Along with a pre-Pop: Aural session produced by the wonderfully named Wilf Smarties, Codex Teenage Premonition captures Fire Engines lubricating some big rooms in Edinburgh, with  four songs from the group’s debut gig and six from another performance closer to the end of their brief lifespan. Both concerts feature their #1 tune, “Discord,” a shard-scattering groove that’s like The Fall’s “Fiery Jack” rooted in funk rather than rockabilly.  The later show is prefaced by a snippet of Henderson vowing to do “two 15 minute sets” with a half-hour gap between. Playing fifteen minute gigs wasn’t a gimmick but the logical structural extension of the group’s commitment to compression: twice the energy into half the time. Like James Brown, Fire Engines had ants in their pants, but zero angst. Codex preserves their euphoria and NRG like a case of vintage Red Bull. 



It’s pretty amazing that Fire Engines’ very first performance was documented.

Our bassist  Graham [Main] had been keeping the tape under his bed for 25 years! That debut gig was the best thing we ever did. We should have split up afterwards, ‘cos we didn’t get any better, and I mean that! It sounds like an emergence, like something coming from a swamp. Most people know our Pop: Aural stuff, but this compilation is all about the whole year we existed before hooking up with Bob Last. We had a single on Codex, this label started by Angus Groovy. Another reason to release the session and the live stuff is that the songs were never recorded as they were written and performed, 2 ½ minute songs. Lubricate was like a remix project, except played live--the songs were extended,  the vocals were left off. 

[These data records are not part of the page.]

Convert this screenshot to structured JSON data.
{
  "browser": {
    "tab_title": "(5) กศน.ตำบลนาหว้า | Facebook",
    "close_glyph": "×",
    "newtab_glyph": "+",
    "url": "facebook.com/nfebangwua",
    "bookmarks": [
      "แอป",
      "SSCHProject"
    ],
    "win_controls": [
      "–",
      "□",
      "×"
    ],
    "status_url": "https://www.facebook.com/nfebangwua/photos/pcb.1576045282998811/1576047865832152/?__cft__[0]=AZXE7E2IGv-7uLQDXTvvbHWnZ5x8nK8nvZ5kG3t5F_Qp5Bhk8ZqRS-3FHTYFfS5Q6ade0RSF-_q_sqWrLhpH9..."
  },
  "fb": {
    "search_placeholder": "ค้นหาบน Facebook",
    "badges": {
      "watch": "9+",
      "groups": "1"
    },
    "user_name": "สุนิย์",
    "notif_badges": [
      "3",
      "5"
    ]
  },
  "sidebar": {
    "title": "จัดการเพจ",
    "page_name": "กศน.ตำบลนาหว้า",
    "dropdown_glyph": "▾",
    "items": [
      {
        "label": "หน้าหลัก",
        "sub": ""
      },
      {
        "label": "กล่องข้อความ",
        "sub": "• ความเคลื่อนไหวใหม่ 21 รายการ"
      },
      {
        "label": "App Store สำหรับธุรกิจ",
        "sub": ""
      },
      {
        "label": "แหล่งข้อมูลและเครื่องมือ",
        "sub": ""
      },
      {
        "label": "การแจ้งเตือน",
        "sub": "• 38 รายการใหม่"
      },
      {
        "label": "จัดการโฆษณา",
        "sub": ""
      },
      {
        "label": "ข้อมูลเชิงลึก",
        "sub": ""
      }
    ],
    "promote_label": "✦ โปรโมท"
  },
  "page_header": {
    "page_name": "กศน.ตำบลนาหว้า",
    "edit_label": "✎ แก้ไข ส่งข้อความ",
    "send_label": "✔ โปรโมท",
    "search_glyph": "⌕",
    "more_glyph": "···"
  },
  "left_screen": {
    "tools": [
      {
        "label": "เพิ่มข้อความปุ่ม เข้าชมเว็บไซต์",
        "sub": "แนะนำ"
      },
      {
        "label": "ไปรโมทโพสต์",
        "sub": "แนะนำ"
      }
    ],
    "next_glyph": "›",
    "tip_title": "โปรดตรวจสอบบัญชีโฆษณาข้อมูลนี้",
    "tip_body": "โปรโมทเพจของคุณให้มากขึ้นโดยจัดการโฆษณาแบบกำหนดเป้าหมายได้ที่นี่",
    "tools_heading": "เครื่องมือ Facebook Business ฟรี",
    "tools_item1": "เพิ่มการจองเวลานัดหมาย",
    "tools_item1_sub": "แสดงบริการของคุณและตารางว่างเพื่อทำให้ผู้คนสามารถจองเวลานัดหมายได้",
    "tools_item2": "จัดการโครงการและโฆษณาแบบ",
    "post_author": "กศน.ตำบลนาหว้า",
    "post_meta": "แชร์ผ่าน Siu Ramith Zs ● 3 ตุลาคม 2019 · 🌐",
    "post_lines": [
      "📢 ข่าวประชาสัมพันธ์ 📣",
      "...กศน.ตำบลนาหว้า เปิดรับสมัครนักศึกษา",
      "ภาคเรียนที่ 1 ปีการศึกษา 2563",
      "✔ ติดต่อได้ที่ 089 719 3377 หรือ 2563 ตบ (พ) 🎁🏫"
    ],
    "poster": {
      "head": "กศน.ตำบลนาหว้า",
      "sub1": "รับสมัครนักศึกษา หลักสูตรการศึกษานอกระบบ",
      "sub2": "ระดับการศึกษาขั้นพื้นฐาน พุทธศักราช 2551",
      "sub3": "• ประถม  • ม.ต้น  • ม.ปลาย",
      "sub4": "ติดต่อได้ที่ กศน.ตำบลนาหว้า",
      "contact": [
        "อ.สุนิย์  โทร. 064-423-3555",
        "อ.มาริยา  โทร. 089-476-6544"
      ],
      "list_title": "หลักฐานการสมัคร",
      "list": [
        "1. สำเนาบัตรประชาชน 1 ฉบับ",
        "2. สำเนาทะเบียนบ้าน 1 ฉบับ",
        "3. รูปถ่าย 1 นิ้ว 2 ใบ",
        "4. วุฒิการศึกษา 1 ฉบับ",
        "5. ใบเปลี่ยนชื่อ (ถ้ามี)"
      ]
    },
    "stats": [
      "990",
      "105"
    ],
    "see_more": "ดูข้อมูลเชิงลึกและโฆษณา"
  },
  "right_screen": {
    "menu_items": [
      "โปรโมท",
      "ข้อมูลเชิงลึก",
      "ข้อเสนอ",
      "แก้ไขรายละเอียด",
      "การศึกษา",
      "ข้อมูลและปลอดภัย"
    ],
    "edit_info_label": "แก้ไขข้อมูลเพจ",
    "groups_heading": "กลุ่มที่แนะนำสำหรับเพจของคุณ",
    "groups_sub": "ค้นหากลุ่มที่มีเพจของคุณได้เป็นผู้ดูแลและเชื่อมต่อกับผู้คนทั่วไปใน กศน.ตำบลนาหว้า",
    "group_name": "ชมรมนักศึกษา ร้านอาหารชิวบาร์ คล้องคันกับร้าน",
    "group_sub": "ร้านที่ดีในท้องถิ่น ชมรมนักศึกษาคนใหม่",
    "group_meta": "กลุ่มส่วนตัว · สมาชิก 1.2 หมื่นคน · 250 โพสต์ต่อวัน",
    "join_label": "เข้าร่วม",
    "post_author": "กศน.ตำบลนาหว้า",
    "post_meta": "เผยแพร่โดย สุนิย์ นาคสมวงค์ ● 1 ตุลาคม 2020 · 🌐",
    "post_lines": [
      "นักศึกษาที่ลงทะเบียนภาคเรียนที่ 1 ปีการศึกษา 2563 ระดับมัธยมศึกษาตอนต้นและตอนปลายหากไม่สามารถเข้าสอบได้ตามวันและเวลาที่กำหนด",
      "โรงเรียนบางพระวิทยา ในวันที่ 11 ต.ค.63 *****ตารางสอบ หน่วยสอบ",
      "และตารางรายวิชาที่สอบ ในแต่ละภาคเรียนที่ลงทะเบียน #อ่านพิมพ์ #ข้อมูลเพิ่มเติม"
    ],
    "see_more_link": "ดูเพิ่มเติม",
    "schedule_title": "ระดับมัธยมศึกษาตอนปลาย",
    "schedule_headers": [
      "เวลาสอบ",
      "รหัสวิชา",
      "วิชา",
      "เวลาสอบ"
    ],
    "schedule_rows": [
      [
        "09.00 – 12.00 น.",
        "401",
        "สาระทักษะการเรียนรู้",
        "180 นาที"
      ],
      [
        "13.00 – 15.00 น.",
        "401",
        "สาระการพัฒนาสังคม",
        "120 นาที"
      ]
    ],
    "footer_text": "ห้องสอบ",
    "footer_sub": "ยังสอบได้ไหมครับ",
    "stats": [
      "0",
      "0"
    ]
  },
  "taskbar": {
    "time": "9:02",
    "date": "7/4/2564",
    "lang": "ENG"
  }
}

Fire Engines influenced a bunch of scritchy-scratchy Eighties bands like June Brides and Membranes, then dipped off the radar a bit. It must be sweet getting all this love from such as Franz Ferdinand, covering “Get Up and Use Me.”

It all really started when we got asked to reform to play with the Magic Band. We wouldn’t have done it for anybody else. But if Don Van Vliet himself had been involved, we would have been too scared! Not long after, Franz invited us to play at a surprise gig for their fans. They gave away a free single to the audience, all 5000 of them, with their cover of “Get Up” on one side and us covering their “Jacqueline” on the other. But we’re not coming out of retirement--just a couple more gigs and that’s it!